All of this may not have been necessary if the use of contrast MRI for breast cancer screening had not been kept secret from you (or lied about) as it was kept from me. I learned shocking secrets about how our health care system has gone to work for the insurance industry and betrays women regarding what is the most likely health issue to happen to us. I wrote it into a story posted at
http://mammogramsanddcis.blogspot.com (mammograms and dcis)
Reading it will not be a waste of your time.
I had my bilateral surgery in 1996 and at that time I chose the saline implants They were fine for awhile but started to get hard and we’re uncomfortable, I followed the surgeon s advise and went to silicone which felt more natural.
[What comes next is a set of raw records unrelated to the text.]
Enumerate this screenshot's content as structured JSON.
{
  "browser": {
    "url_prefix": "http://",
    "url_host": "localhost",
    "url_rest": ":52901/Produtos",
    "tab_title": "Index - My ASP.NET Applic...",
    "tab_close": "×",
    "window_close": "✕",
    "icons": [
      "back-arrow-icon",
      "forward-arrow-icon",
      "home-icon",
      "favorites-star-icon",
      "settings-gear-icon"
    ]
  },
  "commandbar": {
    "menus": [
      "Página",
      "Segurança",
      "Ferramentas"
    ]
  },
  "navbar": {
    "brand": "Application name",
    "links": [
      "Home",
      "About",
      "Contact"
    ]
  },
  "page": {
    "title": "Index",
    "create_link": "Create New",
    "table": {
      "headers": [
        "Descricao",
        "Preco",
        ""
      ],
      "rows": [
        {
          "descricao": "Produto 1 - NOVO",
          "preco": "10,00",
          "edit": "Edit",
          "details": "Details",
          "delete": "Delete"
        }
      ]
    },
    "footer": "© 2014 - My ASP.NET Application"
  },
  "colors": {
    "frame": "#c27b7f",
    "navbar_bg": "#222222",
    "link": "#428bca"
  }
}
In 2004 my husband became a victim of bladder cancer and after talking care of I noticed a lump on the right implant which turned out to be infection,. I ended up with a tummy tuck and new breast. My insurance paid for all, I wish I had gone with the natural tissue plants from the beginning. So yes your insurance will cover reconstruction.
@Post #6: Your post is not directly related to the breast reconstruction question at hand, but I feel the need to post that not all mammography screening misses early cancer. 3D Mammography technology is relatively new on the scene and is detecting breast cancers at a much earlier stage, especially in those with dense breast tissue (like me). I’m 47, no family history, and 3D mammogram detected Stage 1 IDC (ER/PR+, HER2-, T1cN0M0) this past fall. Not all insurances cover it, but patients are given the option to pay the difference (which was $75 at my screening center). I opted for a single simple mastectomy (nipple sparing since location of tumor was far away from areola) despite that I have documented macrocalcifications in the non-cancerous breast. I’m confident that alternating between 3D mammography and breast MRI will detect future concerns in my other breast, if any, early enough to be “curable.” I highly ENCOURAGE 3D MAMMOGRAPHY to all sisters, moms and daughters!!
As for the initial reconstruction after initial mastectomy question: I’d be surprised for it to not be covered. Hope you find out the same at your appointment.
I had bilateral surgery one year ago this week. My insurance has paid for reconstruction as well as cosmetic tattooing and will pay for my next procedure as well because its cancer related reconstruction. I have issues s most of us do but I’m alive and taking them as they come. Best wishes to you at your appointmeant
Yes. Insurance covers surgery to correct a chest left disfigured by mastectomy. I told my surgeon that I did not want implants, but he left me with a freak show of lumps and bumps, saying, “You’ll be glad to have that if you want implants”. I DID NOT WANT IMPLANTS. So, I had a second surgery to leave me smooth and flat and insurance paid for it.